### Your goal
Return the data below in full. Keep each character unchanged.

************

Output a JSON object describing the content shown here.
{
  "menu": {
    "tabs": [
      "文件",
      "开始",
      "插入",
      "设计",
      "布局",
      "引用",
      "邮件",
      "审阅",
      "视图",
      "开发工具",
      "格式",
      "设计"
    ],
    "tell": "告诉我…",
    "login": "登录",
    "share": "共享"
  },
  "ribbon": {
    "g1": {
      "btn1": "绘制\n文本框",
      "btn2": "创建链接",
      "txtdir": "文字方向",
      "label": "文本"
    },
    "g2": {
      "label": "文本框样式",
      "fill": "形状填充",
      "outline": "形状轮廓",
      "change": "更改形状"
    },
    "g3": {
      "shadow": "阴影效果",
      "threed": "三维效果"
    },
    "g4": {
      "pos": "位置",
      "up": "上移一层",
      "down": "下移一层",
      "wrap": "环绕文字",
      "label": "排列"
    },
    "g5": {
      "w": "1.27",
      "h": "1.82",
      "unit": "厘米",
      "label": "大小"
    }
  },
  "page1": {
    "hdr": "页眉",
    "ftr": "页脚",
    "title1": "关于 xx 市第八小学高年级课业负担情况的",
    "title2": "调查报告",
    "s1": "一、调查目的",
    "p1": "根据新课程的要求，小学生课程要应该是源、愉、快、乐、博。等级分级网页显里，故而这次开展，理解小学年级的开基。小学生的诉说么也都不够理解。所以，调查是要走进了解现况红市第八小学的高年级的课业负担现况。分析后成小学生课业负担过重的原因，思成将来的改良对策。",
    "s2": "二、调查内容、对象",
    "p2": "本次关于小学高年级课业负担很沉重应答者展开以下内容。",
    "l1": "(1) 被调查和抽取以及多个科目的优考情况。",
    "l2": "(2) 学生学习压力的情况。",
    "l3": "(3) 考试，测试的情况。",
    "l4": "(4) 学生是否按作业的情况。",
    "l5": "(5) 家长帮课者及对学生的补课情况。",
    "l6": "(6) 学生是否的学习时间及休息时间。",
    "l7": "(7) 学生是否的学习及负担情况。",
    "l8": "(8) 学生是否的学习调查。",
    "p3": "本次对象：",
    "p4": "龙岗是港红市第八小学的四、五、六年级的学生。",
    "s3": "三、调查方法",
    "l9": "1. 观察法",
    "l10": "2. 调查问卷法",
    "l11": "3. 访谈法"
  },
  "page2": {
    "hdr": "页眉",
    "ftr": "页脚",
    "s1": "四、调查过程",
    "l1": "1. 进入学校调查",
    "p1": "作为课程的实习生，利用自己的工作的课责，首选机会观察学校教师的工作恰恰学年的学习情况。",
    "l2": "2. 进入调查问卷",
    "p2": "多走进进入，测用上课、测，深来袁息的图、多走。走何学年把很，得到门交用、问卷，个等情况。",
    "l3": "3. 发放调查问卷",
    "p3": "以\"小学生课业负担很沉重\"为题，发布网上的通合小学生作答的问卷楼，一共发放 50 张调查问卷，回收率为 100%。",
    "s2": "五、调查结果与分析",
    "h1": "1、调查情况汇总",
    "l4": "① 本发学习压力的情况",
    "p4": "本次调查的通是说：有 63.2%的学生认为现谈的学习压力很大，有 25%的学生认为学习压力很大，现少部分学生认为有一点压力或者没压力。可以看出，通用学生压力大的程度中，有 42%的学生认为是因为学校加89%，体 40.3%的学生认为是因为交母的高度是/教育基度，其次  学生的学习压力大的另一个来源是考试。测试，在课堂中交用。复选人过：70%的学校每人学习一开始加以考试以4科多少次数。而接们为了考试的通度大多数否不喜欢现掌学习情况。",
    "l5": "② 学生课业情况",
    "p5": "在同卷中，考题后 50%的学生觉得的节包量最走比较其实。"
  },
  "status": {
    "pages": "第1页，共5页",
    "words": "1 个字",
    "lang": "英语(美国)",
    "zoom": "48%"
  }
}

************

### Output for this task
Output a JSON object describing the content shown here.
{
  "menu": {
    "tabs": [
      "文件",
      "开始",
      "插入",
      "设计",
      "布局",
      "引用",
      "邮件",
      "审阅",
      "视图",
      "开发工具",
      "格式",
      "设计"
    ],
    "tell": "告诉我…",
    "login": "登录",
    "share": "共享"
  },
  "ribbon": {
    "g1": {
      "btn1": "绘制\n文本框",
      "btn2": "创建链接",
      "txtdir": "文字方向",
      "label": "文本"
    },
    "g2": {
      "label": "文本框样式",
      "fill": "形状填充",
      "outline": "形状轮廓",
      "change": "更改形状"
    },
    "g3": {
      "shadow": "阴影效果",
      "threed": "三维效果"
    },
    "g4": {
      "pos": "位置",
      "up": "上移一层",
      "down": "下移一层",
      "wrap": "环绕文字",
      "label": "排列"
    },
    "g5": {
      "w": "1.27",
      "h": "1.82",
      "unit": "厘米",
      "label": "大小"
    }
  },
  "page1": {
    "hdr": "页眉",
    "ftr": "页脚",
    "title1": "关于 xx 市第八小学高年级课业负担情况的",
    "title2": "调查报告",
    "s1": "一、调查目的",
    "p1": "根据新课程的要求，小学生课程要应该是源、愉、快、乐、博。等级分级网页显里，故而这次开展，理解小学年级的开基。小学生的诉说么也都不够理解。所以，调查是要走进了解现况红市第八小学的高年级的课业负担现况。分析后成小学生课业负担过重的原因，思成将来的改良对策。",
    "s2": "二、调查内容、对象",
    "p2": "本次关于小学高年级课业负担很沉重应答者展开以下内容。",
    "l1": "(1) 被调查和抽取以及多个科目的优考情况。",
    "l2": "(2) 学生学习压力的情况。",
    "l3": "(3) 考试，测试的情况。",
    "l4": "(4) 学生是否按作业的情况。",
    "l5": "(5) 家长帮课者及对学生的补课情况。",
    "l6": "(6) 学生是否的学习时间及休息时间。",
    "l7": "(7) 学生是否的学习及负担情况。",
    "l8": "(8) 学生是否的学习调查。",
    "p3": "本次对象：",
    "p4": "龙岗是港红市第八小学的四、五、六年级的学生。",
    "s3": "三、调查方法",
    "l9": "1. 观察法",
    "l10": "2. 调查问卷法",
    "l11": "3. 访谈法"
  },
  "page2": {
    "hdr": "页眉",
    "ftr": "页脚",
    "s1": "四、调查过程",
    "l1": "1. 进入学校调查",
    "p1": "作为课程的实习生，利用自己的工作的课责，首选机会观察学校教师的工作恰恰学年的学习情况。",
    "l2": "2. 进入调查问卷",
    "p2": "多走进进入，测用上课、测，深来袁息的图、多走。走何学年把很，得到门交用、问卷，个等情况。",
    "l3": "3. 发放调查问卷",
    "p3": "以\"小学生课业负担很沉重\"为题，发布网上的通合小学生作答的问卷楼，一共发放 50 张调查问卷，回收率为 100%。",
    "s2": "五、调查结果与分析",
    "h1": "1、调查情况汇总",
    "l4": "① 本发学习压力的情况",
    "p4": "本次调查的通是说：有 63.2%的学生认为现谈的学习压力很大，有 25%的学生认为学习压力很大，现少部分学生认为有一点压力或者没压力。可以看出，通用学生压力大的程度中，有 42%的学生认为是因为学校加89%，体 40.3%的学生认为是因为交母的高度是/教育基度，其次  学生的学习压力大的另一个来源是考试。测试，在课堂中交用。复选人过：70%的学校每人学习一开始加以考试以4科多少次数。而接们为了考试的通度大多数否不喜欢现掌学习情况。",
    "l5": "② 学生课业情况",
    "p5": "在同卷中，考题后 50%的学生觉得的节包量最走比较其实。"
  },
  "status": {
    "pages": "第1页，共5页",
    "words": "1 个字",
    "lang": "英语(美国)",
    "zoom": "48%"
  }
}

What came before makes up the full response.